Chappies surface too ‘bumpy’ for cyclists

Rock falls on Chapmans Peak drive often damage the surface of the road.

Roadworks on Chapman’s Peak Drive from the Hout Bay end to Lookout Point are continuing, giving cyclists who use the road hope that the re-tarring of the provincial road will yet be a smooth ride for them.

Byron la Hoe, spokesman for the provincial Department of Transport and Public Works, said another five or six days of full road closures would take place over the next two weeks.

“It is not possible to say in advance when closures will take place because resurfacing works are weather-dependent – they can only take place when there is no rain or high wind. Minor stop/go traffic controls will be in place in places for certain other works to be completed,” he said.

Melanie Vogel, of Table Mountain Bikers, said cyclists wanted to know that the end product would be safe for them.

“While the road service can’t be faulted from a technical perspective, the appropriateness of the ‘chip and spray’ surface for a road in an urban environment, heavily used by cyclists, is questionable.”

A long discussion took place on the Table Mountain Bikers page, with speculation that the unfinished re-tarring would remain in the “chip and spray” surface, which cyclists say will be dangerous for them and motorcyclists.

“The sheer forces of tour buses turning on the road and general usage by motor vehicles, will always leave loose stones lying on the road surface. These can be kicked up by vehicles and injure cyclists and/or cause damage to vehicles and bicycles,” Ms Vogel said.

On the social media site the point was made that Chapman’s Peak, or Chappies as it is more commonly known, is a provincial road, but it’s in an urban area and part of the cycling “fabric” of the city.

Sections of Chapman’s Peak Drive from the Hout Bay end to Lookout Point will be closed until Friday, December 1, for the re-surfacing of the roadway.

During the second half of November, the section from Lookout Point to the Noordhoek end will be closed entirely to traffic from 9.30 to 4pm every day.

This project is being managed by Entilini Operations, the concessionaire managing the road for the Department of Transport and Public Works.

The resealing of the road from the Hout Bay end to Lookout Point will be tackled in half widths, with stop/go controls in place and road users can expect delays of between 10 to 20 minutes while this section of the road is under construction.

In a statement, Entilini said it had been 14 years since the opening of Chapman’s Peak Drive as a toll road, after the fires of 2000 and rockfalls forced the closure of the pass.

The re-seal would protect and waterproof the road to extend its life for a further six to 10 years. The reseal had been provided for at the around the half-life of the 30-year concession period.

Entilini said the reseal binder was bitumen rubber, about 25% of which is crumb rubber from discarded tyres, and had better elasticity than other binders. Its “visco-elastic properties” meant more of it could be sprayed onto a surface creating a 50% thicker layer than other binders.

The binder did a better job of protecting the road from damage caused by water ingress ultra-violet rays.

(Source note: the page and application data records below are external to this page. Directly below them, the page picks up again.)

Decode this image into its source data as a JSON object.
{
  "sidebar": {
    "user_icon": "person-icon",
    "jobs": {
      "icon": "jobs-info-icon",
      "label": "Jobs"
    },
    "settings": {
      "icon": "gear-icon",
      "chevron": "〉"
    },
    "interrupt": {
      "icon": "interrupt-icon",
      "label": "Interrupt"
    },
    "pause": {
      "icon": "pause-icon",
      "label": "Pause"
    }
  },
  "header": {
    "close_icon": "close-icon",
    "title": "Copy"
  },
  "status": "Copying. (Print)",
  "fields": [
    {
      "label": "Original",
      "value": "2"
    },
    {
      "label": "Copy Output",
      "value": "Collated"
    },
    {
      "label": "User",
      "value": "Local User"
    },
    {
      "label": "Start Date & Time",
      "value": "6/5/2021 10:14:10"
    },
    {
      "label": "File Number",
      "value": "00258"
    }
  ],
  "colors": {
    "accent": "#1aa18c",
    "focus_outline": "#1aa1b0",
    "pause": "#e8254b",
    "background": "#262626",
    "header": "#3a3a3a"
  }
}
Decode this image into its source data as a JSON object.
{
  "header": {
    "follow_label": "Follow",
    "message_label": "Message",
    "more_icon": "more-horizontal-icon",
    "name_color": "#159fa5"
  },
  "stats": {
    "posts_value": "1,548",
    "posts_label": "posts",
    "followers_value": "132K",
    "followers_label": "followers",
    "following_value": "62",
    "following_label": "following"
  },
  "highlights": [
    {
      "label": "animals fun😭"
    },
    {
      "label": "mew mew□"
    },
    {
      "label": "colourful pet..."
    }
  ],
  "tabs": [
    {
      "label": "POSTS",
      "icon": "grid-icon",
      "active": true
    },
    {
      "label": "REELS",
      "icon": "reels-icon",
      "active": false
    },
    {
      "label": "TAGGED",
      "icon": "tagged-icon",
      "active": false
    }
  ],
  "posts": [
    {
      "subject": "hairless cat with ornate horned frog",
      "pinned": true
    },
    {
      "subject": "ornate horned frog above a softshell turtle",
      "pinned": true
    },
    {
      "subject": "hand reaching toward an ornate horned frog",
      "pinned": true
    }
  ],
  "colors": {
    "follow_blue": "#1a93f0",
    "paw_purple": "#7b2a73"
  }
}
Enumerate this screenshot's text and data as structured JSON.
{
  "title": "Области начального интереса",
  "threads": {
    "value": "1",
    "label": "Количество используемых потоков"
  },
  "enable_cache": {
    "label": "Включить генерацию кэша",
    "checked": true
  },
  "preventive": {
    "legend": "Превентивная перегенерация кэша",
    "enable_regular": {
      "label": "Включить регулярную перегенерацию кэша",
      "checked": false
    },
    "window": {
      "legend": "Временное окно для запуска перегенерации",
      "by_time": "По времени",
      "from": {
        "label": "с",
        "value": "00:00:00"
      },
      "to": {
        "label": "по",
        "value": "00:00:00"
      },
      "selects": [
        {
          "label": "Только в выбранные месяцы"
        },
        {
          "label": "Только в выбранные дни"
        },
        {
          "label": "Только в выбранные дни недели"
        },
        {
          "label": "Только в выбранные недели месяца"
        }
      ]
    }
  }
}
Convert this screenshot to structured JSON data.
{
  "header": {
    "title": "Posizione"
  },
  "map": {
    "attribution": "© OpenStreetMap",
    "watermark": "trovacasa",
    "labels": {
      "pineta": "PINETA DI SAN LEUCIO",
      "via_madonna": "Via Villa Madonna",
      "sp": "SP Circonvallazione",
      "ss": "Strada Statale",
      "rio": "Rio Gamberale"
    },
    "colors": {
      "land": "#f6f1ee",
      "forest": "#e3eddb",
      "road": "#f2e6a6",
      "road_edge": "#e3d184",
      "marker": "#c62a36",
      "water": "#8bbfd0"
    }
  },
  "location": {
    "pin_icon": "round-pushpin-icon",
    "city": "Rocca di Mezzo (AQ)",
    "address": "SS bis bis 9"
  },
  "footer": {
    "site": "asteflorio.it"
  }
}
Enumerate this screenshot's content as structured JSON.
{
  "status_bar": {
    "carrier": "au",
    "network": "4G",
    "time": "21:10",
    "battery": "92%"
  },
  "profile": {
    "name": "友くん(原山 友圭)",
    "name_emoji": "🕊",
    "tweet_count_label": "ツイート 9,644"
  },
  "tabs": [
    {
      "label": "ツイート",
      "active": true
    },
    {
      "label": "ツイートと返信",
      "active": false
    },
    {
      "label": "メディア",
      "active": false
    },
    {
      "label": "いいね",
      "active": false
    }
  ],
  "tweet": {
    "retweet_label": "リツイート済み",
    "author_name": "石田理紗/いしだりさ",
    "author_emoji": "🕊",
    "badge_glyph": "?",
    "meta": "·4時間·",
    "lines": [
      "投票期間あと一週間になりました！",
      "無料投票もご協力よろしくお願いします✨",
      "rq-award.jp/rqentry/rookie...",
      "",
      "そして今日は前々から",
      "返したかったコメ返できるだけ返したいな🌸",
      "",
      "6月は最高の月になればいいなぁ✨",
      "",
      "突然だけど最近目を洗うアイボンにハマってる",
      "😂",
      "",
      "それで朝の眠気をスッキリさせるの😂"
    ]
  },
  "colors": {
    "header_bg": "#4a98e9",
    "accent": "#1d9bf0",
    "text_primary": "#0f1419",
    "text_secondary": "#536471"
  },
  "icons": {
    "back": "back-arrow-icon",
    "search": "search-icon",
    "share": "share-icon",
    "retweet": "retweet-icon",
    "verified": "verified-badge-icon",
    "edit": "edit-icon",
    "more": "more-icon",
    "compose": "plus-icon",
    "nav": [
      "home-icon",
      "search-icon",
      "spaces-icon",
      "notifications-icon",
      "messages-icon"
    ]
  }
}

Entilini said the “industry standard road stone” for bitumen binder was a 14mm aggregate with an 8.2mm average least dimension (ALD). This was the aggregate being applied at Chapman’s Peak.

The bitumen binder also only needed the application of a single seal compared to other surfacing options so would limit traffic disruptions.

Entilini also said the skid resistance of the 14-year-old road surface was still “within specification” but had been “of concern from a safety perspective”. The texture of the reseal, it said, would improve skid resistant beyond the minimum requirement.

Regular updates are available through the Variable Message Sign (VMS) system, Twitter @ChapmansPeakSA, Facebook, or by calling 021 791 8222.